• **Aim of the exercise**: Whenever a line below mentions the word "файлове", that line should be copied.

** Records for this task follows **

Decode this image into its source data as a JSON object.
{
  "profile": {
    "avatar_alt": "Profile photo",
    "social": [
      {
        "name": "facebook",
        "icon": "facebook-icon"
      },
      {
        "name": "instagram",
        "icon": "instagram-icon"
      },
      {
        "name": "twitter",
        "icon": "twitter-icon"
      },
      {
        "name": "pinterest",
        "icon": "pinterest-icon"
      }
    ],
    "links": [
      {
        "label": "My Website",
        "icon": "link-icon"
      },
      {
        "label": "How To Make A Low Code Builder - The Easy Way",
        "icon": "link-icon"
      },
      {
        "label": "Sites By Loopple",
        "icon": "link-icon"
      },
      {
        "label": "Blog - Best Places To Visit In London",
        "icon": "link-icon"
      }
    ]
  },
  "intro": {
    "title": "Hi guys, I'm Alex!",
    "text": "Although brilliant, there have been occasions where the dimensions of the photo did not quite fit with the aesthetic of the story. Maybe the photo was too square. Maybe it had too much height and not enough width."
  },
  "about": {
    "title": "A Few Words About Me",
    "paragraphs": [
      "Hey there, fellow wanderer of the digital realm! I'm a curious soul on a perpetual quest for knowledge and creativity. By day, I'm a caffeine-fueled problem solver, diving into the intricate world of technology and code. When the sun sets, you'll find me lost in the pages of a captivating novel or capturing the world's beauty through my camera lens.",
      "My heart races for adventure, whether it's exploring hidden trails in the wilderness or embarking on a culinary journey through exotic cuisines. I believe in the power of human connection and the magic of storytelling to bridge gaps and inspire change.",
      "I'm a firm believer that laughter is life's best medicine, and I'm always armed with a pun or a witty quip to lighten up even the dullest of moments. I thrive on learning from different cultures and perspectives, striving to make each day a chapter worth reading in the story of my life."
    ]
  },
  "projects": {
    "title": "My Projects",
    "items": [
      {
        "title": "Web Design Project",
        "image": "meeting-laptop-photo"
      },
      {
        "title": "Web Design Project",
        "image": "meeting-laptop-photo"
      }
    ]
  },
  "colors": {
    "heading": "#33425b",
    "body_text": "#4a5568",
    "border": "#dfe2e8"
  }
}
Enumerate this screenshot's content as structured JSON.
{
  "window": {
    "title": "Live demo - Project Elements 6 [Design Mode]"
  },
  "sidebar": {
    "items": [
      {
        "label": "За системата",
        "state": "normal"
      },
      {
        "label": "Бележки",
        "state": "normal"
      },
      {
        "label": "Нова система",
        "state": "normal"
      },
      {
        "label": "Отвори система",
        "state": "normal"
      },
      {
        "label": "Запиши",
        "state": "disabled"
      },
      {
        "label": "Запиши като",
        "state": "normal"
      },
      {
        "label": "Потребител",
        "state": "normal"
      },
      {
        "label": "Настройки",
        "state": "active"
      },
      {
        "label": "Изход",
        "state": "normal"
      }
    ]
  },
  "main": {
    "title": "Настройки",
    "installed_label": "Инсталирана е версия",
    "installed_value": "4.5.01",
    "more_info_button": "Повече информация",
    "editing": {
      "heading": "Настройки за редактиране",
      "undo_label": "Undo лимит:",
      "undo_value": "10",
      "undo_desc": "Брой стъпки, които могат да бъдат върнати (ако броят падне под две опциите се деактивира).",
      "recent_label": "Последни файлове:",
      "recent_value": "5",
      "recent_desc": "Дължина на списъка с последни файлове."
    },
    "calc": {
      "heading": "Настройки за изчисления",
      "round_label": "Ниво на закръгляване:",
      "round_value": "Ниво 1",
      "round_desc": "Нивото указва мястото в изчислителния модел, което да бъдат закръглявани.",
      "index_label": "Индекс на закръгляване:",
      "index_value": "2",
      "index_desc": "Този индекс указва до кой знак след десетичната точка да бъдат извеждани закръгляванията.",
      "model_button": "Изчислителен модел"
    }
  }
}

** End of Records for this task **

• **Problem solution**:
      "recent_label": "Последни файлове:",
      "recent_desc": "Дължина на списъка с последни файлове."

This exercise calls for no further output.